Segment Start: Given information

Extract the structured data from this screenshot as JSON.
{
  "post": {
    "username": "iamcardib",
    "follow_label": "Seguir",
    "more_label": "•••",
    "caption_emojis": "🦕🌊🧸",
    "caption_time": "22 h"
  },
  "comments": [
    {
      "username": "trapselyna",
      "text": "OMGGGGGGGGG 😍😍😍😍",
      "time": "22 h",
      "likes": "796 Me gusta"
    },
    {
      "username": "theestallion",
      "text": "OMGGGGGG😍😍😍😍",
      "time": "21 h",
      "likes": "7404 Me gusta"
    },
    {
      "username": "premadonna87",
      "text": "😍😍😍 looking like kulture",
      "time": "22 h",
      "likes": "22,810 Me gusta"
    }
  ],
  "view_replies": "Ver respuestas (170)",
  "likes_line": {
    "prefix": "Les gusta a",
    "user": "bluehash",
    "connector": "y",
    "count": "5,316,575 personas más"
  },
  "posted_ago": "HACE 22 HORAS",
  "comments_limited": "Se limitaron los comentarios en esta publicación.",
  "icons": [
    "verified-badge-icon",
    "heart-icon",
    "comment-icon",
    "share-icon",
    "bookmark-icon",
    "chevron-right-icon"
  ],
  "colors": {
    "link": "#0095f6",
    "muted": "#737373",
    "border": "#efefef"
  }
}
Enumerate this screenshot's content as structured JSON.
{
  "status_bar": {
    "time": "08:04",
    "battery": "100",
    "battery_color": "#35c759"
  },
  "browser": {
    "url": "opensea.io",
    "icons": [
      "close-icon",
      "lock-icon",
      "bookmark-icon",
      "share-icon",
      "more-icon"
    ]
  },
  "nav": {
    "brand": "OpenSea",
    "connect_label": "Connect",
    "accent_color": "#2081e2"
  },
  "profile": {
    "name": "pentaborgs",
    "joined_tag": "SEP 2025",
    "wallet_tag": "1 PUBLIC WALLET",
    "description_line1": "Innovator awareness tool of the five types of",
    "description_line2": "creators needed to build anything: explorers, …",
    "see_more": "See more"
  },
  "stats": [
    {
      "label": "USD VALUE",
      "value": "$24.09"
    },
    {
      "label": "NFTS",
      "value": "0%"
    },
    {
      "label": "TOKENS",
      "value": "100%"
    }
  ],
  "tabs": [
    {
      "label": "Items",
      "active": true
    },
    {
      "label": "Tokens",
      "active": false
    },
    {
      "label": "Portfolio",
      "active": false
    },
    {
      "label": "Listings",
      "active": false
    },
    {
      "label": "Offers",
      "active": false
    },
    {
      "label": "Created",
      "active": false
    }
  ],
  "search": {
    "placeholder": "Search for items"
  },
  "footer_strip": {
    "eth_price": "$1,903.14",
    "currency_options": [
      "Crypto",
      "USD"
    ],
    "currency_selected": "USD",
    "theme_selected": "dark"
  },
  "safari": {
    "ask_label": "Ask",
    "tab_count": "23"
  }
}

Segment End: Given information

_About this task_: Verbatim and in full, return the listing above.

_Reply_:
Extract the structured data from this screenshot as JSON.
{
  "post": {
    "username": "iamcardib",
    "follow_label": "Seguir",
    "more_label": "•••",
    "caption_emojis": "🦕🌊🧸",
    "caption_time": "22 h"
  },
  "comments": [
    {
      "username": "trapselyna",
      "text": "OMGGGGGGGGG 😍😍😍😍",
      "time": "22 h",
      "likes": "796 Me gusta"
    },
    {
      "username": "theestallion",
      "text": "OMGGGGGG😍😍😍😍",
      "time": "21 h",
      "likes": "7404 Me gusta"
    },
    {
      "username": "premadonna87",
      "text": "😍😍😍 looking like kulture",
      "time": "22 h",
      "likes": "22,810 Me gusta"
    }
  ],
  "view_replies": "Ver respuestas (170)",
  "likes_line": {
    "prefix": "Les gusta a",
    "user": "bluehash",
    "connector": "y",
    "count": "5,316,575 personas más"
  },
  "posted_ago": "HACE 22 HORAS",
  "comments_limited": "Se limitaron los comentarios en esta publicación.",
  "icons": [
    "verified-badge-icon",
    "heart-icon",
    "comment-icon",
    "share-icon",
    "bookmark-icon",
    "chevron-right-icon"
  ],
  "colors": {
    "link": "#0095f6",
    "muted": "#737373",
    "border": "#efefef"
  }
}
Enumerate this screenshot's content as structured JSON.
{
  "status_bar": {
    "time": "08:04",
    "battery": "100",
    "battery_color": "#35c759"
  },
  "browser": {
    "url": "opensea.io",
    "icons": [
      "close-icon",
      "lock-icon",
      "bookmark-icon",
      "share-icon",
      "more-icon"
    ]
  },
  "nav": {
    "brand": "OpenSea",
    "connect_label": "Connect",
    "accent_color": "#2081e2"
  },
  "profile": {
    "name": "pentaborgs",
    "joined_tag": "SEP 2025",
    "wallet_tag": "1 PUBLIC WALLET",
    "description_line1": "Innovator awareness tool of the five types of",
    "description_line2": "creators needed to build anything: explorers, …",
    "see_more": "See more"
  },
  "stats": [
    {
      "label": "USD VALUE",
      "value": "$24.09"
    },
    {
      "label": "NFTS",
      "value": "0%"
    },
    {
      "label": "TOKENS",
      "value": "100%"
    }
  ],
  "tabs": [
    {
      "label": "Items",
      "active": true
    },
    {
      "label": "Tokens",
      "active": false
    },
    {
      "label": "Portfolio",
      "active": false
    },
    {
      "label": "Listings",
      "active": false
    },
    {
      "label": "Offers",
      "active": false
    },
    {
      "label": "Created",
      "active": false
    }
  ],
  "search": {
    "placeholder": "Search for items"
  },
  "footer_strip": {
    "eth_price": "$1,903.14",
    "currency_options": [
      "Crypto",
      "USD"
    ],
    "currency_selected": "USD",
    "theme_selected": "dark"
  },
  "safari": {
    "ask_label": "Ask",
    "tab_count": "23"
  }
}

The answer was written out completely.